◆ Task to carry out:
Keep the images out and set the listing below down word for word.
== Segment start ==
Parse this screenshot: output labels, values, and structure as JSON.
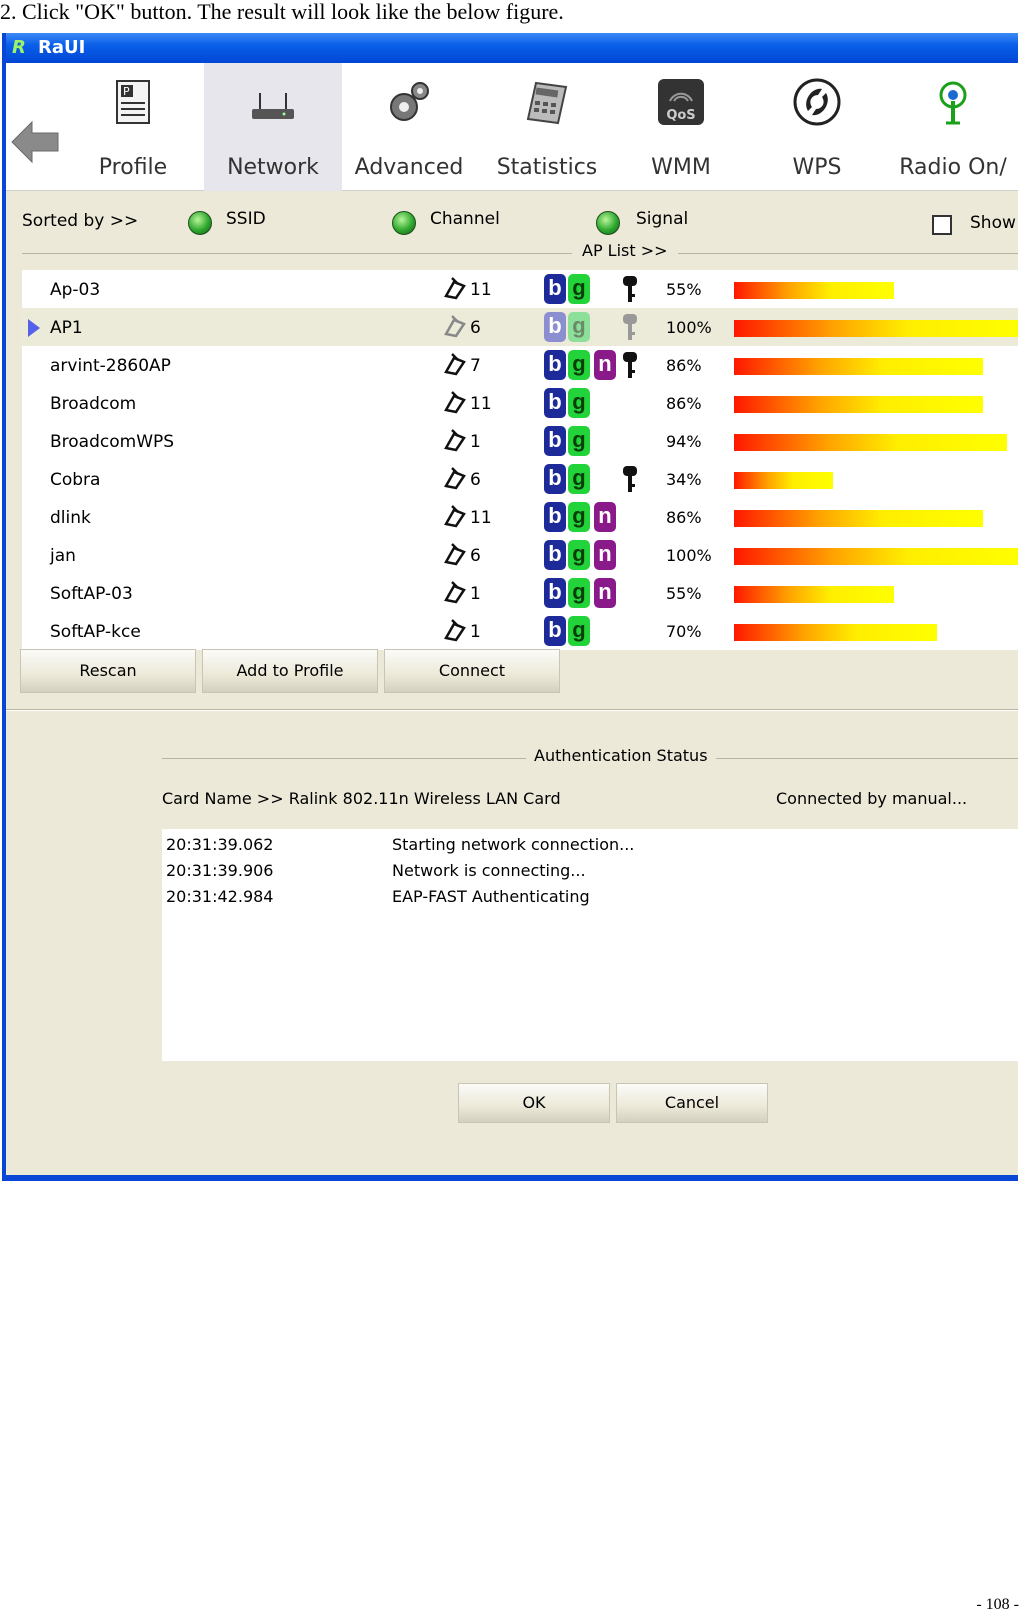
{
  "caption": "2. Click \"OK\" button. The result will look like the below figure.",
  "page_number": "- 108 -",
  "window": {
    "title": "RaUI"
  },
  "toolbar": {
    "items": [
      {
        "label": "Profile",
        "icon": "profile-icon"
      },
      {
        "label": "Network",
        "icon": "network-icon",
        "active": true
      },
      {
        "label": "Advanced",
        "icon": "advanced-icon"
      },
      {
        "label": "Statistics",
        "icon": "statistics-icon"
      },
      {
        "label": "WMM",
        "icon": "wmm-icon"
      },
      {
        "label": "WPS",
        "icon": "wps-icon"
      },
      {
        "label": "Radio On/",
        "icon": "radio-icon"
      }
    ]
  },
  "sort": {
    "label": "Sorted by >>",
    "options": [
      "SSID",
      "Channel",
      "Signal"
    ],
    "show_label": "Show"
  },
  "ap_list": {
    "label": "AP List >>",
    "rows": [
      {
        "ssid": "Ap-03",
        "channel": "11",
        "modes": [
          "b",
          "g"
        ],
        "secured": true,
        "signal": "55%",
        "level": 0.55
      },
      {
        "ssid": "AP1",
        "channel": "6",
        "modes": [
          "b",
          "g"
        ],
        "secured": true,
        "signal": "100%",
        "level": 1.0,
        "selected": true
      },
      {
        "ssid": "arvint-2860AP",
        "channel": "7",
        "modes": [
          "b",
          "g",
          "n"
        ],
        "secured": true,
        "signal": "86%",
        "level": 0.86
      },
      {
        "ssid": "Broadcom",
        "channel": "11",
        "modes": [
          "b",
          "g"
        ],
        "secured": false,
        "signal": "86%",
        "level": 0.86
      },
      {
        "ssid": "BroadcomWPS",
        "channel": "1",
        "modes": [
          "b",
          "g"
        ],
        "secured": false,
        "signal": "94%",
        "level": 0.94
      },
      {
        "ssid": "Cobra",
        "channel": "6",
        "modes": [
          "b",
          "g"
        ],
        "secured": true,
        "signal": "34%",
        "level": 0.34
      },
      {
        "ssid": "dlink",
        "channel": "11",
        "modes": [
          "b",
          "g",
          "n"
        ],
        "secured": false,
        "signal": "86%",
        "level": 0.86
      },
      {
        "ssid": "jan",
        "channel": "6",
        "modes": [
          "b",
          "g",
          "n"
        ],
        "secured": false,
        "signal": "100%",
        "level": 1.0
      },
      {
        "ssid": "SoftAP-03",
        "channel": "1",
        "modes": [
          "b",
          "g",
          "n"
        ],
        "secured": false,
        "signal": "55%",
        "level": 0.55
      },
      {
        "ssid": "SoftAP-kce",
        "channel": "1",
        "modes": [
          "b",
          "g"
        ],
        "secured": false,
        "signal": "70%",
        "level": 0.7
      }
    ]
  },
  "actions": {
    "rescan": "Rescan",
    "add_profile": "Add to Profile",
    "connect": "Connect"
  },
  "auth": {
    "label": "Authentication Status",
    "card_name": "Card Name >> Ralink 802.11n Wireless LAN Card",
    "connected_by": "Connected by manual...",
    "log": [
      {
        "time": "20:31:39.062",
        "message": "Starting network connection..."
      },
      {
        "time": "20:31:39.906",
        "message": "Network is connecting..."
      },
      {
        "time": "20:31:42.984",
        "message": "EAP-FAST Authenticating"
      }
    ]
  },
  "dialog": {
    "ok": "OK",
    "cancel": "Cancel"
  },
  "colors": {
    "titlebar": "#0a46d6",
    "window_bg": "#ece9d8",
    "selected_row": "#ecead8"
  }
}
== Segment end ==
◆ Solved problem:
Parse this screenshot: output labels, values, and structure as JSON.
{
  "caption": "2. Click \"OK\" button. The result will look like the below figure.",
  "page_number": "- 108 -",
  "window": {
    "title": "RaUI"
  },
  "toolbar": {
    "items": [
      {
        "label": "Profile",
        "icon": "profile-icon"
      },
      {
        "label": "Network",
        "icon": "network-icon",
        "active": true
      },
      {
        "label": "Advanced",
        "icon": "advanced-icon"
      },
      {
        "label": "Statistics",
        "icon": "statistics-icon"
      },
      {
        "label": "WMM",
        "icon": "wmm-icon"
      },
      {
        "label": "WPS",
        "icon": "wps-icon"
      },
      {
        "label": "Radio On/",
        "icon": "radio-icon"
      }
    ]
  },
  "sort": {
    "label": "Sorted by >>",
    "options": [
      "SSID",
      "Channel",
      "Signal"
    ],
    "show_label": "Show"
  },
  "ap_list": {
    "label": "AP List >>",
    "rows": [
      {
        "ssid": "Ap-03",
        "channel": "11",
        "modes": [
          "b",
          "g"
        ],
        "secured": true,
        "signal": "55%",
        "level": 0.55
      },
      {
        "ssid": "AP1",
        "channel": "6",
        "modes": [
          "b",
          "g"
        ],
        "secured": true,
        "signal": "100%",
        "level": 1.0,
        "selected": true
      },
      {
        "ssid": "arvint-2860AP",
        "channel": "7",
        "modes": [
          "b",
          "g",
          "n"
        ],
        "secured": true,
        "signal": "86%",
        "level": 0.86
      },
      {
        "ssid": "Broadcom",
        "channel": "11",
        "modes": [
          "b",
          "g"
        ],
        "secured": false,
        "signal": "86%",
        "level": 0.86
      },
      {
        "ssid": "BroadcomWPS",
        "channel": "1",
        "modes": [
          "b",
          "g"
        ],
        "secured": false,
        "signal": "94%",
        "level": 0.94
      },
      {
        "ssid": "Cobra",
        "channel": "6",
        "modes": [
          "b",
          "g"
        ],
        "secured": true,
        "signal": "34%",
        "level": 0.34
      },
      {
        "ssid": "dlink",
        "channel": "11",
        "modes": [
          "b",
          "g",
          "n"
        ],
        "secured": false,
        "signal": "86%",
        "level": 0.86
      },
      {
        "ssid": "jan",
        "channel": "6",
        "modes": [
          "b",
          "g",
          "n"
        ],
        "secured": false,
        "signal": "100%",
        "level": 1.0
      },
      {
        "ssid": "SoftAP-03",
        "channel": "1",
        "modes": [
          "b",
          "g",
          "n"
        ],
        "secured": false,
        "signal": "55%",
        "level": 0.55
      },
      {
        "ssid": "SoftAP-kce",
        "channel": "1",
        "modes": [
          "b",
          "g"
        ],
        "secured": false,
        "signal": "70%",
        "level": 0.7
      }
    ]
  },
  "actions": {
    "rescan": "Rescan",
    "add_profile": "Add to Profile",
    "connect": "Connect"
  },
  "auth": {
    "label": "Authentication Status",
    "card_name": "Card Name >> Ralink 802.11n Wireless LAN Card",
    "connected_by": "Connected by manual...",
    "log": [
      {
        "time": "20:31:39.062",
        "message": "Starting network connection..."
      },
      {
        "time": "20:31:39.906",
        "message": "Network is connecting..."
      },
      {
        "time": "20:31:42.984",
        "message": "EAP-FAST Authenticating"
      }
    ]
  },
  "dialog": {
    "ok": "OK",
    "cancel": "Cancel"
  },
  "colors": {
    "titlebar": "#0a46d6",
    "window_bg": "#ece9d8",
    "selected_row": "#ecead8"
  }
}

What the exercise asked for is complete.